All of the records must be set down again word for word.

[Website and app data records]
====
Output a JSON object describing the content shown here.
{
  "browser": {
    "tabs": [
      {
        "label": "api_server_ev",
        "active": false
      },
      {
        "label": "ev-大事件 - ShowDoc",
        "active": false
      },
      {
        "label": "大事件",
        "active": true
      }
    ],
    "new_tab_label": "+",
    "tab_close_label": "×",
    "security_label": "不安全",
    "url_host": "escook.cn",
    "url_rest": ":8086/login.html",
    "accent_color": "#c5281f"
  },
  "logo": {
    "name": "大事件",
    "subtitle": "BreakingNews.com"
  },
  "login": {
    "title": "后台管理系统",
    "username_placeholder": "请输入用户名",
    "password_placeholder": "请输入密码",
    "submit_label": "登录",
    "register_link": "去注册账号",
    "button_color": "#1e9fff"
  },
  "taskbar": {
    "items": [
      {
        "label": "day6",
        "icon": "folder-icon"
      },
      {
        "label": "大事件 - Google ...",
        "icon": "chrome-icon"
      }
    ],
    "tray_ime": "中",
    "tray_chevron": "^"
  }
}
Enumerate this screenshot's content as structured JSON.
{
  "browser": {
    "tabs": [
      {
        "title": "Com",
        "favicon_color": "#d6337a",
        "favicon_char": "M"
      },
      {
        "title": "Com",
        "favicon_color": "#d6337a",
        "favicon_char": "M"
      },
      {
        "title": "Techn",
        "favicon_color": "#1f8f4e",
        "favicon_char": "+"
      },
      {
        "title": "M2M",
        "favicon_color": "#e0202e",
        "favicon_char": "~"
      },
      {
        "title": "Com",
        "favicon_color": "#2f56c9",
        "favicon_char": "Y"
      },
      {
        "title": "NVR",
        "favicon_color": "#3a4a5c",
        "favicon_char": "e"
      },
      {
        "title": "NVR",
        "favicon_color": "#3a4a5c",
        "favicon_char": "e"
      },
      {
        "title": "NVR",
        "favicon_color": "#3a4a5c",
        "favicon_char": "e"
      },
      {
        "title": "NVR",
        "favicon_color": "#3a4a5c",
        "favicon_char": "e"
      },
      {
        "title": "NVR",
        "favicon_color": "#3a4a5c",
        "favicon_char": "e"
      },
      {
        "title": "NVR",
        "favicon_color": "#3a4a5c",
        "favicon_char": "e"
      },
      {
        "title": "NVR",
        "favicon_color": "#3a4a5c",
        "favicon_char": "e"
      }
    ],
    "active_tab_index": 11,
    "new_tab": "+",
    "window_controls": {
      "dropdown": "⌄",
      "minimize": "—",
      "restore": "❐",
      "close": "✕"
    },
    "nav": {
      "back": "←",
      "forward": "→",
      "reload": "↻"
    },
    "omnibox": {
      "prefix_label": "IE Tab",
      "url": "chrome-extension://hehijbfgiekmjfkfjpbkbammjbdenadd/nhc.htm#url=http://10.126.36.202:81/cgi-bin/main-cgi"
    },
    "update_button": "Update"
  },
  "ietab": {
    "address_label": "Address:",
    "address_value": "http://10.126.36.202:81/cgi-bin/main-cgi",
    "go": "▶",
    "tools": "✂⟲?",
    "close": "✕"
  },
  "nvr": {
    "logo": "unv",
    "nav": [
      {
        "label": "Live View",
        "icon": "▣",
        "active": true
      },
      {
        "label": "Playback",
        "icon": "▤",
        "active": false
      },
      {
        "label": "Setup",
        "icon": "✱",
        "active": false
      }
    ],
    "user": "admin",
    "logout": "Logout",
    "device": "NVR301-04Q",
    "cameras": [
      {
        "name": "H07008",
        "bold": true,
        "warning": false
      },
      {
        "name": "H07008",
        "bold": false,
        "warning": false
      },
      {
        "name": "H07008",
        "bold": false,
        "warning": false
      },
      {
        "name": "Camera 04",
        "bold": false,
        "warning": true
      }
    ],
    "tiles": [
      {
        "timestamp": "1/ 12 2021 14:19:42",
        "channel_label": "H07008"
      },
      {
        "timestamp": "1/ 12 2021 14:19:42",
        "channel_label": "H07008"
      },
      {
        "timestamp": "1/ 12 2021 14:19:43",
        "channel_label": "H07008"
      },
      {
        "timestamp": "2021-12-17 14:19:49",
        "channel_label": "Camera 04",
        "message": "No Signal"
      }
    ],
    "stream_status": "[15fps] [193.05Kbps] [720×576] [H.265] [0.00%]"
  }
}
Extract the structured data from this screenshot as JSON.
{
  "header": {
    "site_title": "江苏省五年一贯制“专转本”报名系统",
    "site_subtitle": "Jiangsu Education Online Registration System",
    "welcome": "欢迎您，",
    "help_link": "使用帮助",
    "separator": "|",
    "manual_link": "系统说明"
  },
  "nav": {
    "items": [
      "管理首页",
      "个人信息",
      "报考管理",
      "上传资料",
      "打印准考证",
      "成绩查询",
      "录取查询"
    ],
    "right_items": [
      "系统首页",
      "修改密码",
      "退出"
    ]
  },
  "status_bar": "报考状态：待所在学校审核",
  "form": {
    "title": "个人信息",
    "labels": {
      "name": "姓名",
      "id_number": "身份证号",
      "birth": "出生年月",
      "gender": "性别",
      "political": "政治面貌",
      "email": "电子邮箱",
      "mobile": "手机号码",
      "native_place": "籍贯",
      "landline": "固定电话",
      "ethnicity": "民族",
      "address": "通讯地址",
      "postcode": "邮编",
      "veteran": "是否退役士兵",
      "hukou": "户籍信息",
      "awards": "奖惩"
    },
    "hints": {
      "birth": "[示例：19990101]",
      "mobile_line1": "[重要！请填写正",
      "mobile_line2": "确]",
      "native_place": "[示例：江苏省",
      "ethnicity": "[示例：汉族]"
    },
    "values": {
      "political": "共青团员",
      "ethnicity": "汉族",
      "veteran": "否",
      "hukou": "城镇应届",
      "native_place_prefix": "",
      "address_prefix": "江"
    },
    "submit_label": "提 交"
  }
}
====
◆ **TASK SOLUTION**
Output a JSON object describing the content shown here.
{
  "browser": {
    "tabs": [
      {
        "label": "api_server_ev",
        "active": false
      },
      {
        "label": "ev-大事件 - ShowDoc",
        "active": false
      },
      {
        "label": "大事件",
        "active": true
      }
    ],
    "new_tab_label": "+",
    "tab_close_label": "×",
    "security_label": "不安全",
    "url_host": "escook.cn",
    "url_rest": ":8086/login.html",
    "accent_color": "#c5281f"
  },
  "logo": {
    "name": "大事件",
    "subtitle": "BreakingNews.com"
  },
  "login": {
    "title": "后台管理系统",
    "username_placeholder": "请输入用户名",
    "password_placeholder": "请输入密码",
    "submit_label": "登录",
    "register_link": "去注册账号",
    "button_color": "#1e9fff"
  },
  "taskbar": {
    "items": [
      {
        "label": "day6",
        "icon": "folder-icon"
      },
      {
        "label": "大事件 - Google ...",
        "icon": "chrome-icon"
      }
    ],
    "tray_ime": "中",
    "tray_chevron": "^"
  }
}
Enumerate this screenshot's content as structured JSON.
{
  "browser": {
    "tabs": [
      {
        "title": "Com",
        "favicon_color": "#d6337a",
        "favicon_char": "M"
      },
      {
        "title": "Com",
        "favicon_color": "#d6337a",
        "favicon_char": "M"
      },
      {
        "title": "Techn",
        "favicon_color": "#1f8f4e",
        "favicon_char": "+"
      },
      {
        "title": "M2M",
        "favicon_color": "#e0202e",
        "favicon_char": "~"
      },
      {
        "title": "Com",
        "favicon_color": "#2f56c9",
        "favicon_char": "Y"
      },
      {
        "title": "NVR",
        "favicon_color": "#3a4a5c",
        "favicon_char": "e"
      },
      {
        "title": "NVR",
        "favicon_color": "#3a4a5c",
        "favicon_char": "e"
      },
      {
        "title": "NVR",
        "favicon_color": "#3a4a5c",
        "favicon_char": "e"
      },
      {
        "title": "NVR",
        "favicon_color": "#3a4a5c",
        "favicon_char": "e"
      },
      {
        "title": "NVR",
        "favicon_color": "#3a4a5c",
        "favicon_char": "e"
      },
      {
        "title": "NVR",
        "favicon_color": "#3a4a5c",
        "favicon_char": "e"
      },
      {
        "title": "NVR",
        "favicon_color": "#3a4a5c",
        "favicon_char": "e"
      }
    ],
    "active_tab_index": 11,
    "new_tab": "+",
    "window_controls": {
      "dropdown": "⌄",
      "minimize": "—",
      "restore": "❐",
      "close": "✕"
    },
    "nav": {
      "back": "←",
      "forward": "→",
      "reload": "↻"
    },
    "omnibox": {
      "prefix_label": "IE Tab",
      "url": "chrome-extension://hehijbfgiekmjfkfjpbkbammjbdenadd/nhc.htm#url=http://10.126.36.202:81/cgi-bin/main-cgi"
    },
    "update_button": "Update"
  },
  "ietab": {
    "address_label": "Address:",
    "address_value": "http://10.126.36.202:81/cgi-bin/main-cgi",
    "go": "▶",
    "tools": "✂⟲?",
    "close": "✕"
  },
  "nvr": {
    "logo": "unv",
    "nav": [
      {
        "label": "Live View",
        "icon": "▣",
        "active": true
      },
      {
        "label": "Playback",
        "icon": "▤",
        "active": false
      },
      {
        "label": "Setup",
        "icon": "✱",
        "active": false
      }
    ],
    "user": "admin",
    "logout": "Logout",
    "device": "NVR301-04Q",
    "cameras": [
      {
        "name": "H07008",
        "bold": true,
        "warning": false
      },
      {
        "name": "H07008",
        "bold": false,
        "warning": false
      },
      {
        "name": "H07008",
        "bold": false,
        "warning": false
      },
      {
        "name": "Camera 04",
        "bold": false,
        "warning": true
      }
    ],
    "tiles": [
      {
        "timestamp": "1/ 12 2021 14:19:42",
        "channel_label": "H07008"
      },
      {
        "timestamp": "1/ 12 2021 14:19:42",
        "channel_label": "H07008"
      },
      {
        "timestamp": "1/ 12 2021 14:19:43",
        "channel_label": "H07008"
      },
      {
        "timestamp": "2021-12-17 14:19:49",
        "channel_label": "Camera 04",
        "message": "No Signal"
      }
    ],
    "stream_status": "[15fps] [193.05Kbps] [720×576] [H.265] [0.00%]"
  }
}
Extract the structured data from this screenshot as JSON.
{
  "header": {
    "site_title": "江苏省五年一贯制“专转本”报名系统",
    "site_subtitle": "Jiangsu Education Online Registration System",
    "welcome": "欢迎您，",
    "help_link": "使用帮助",
    "separator": "|",
    "manual_link": "系统说明"
  },
  "nav": {
    "items": [
      "管理首页",
      "个人信息",
      "报考管理",
      "上传资料",
      "打印准考证",
      "成绩查询",
      "录取查询"
    ],
    "right_items": [
      "系统首页",
      "修改密码",
      "退出"
    ]
  },
  "status_bar": "报考状态：待所在学校审核",
  "form": {
    "title": "个人信息",
    "labels": {
      "name": "姓名",
      "id_number": "身份证号",
      "birth": "出生年月",
      "gender": "性别",
      "political": "政治面貌",
      "email": "电子邮箱",
      "mobile": "手机号码",
      "native_place": "籍贯",
      "landline": "固定电话",
      "ethnicity": "民族",
      "address": "通讯地址",
      "postcode": "邮编",
      "veteran": "是否退役士兵",
      "hukou": "户籍信息",
      "awards": "奖惩"
    },
    "hints": {
      "birth": "[示例：19990101]",
      "mobile_line1": "[重要！请填写正",
      "mobile_line2": "确]",
      "native_place": "[示例：江苏省",
      "ethnicity": "[示例：汉族]"
    },
    "values": {
      "political": "共青团员",
      "ethnicity": "汉族",
      "veteran": "否",
      "hukou": "城镇应届",
      "native_place_prefix": "",
      "address_prefix": "江"
    },
    "submit_label": "提 交"
  }
}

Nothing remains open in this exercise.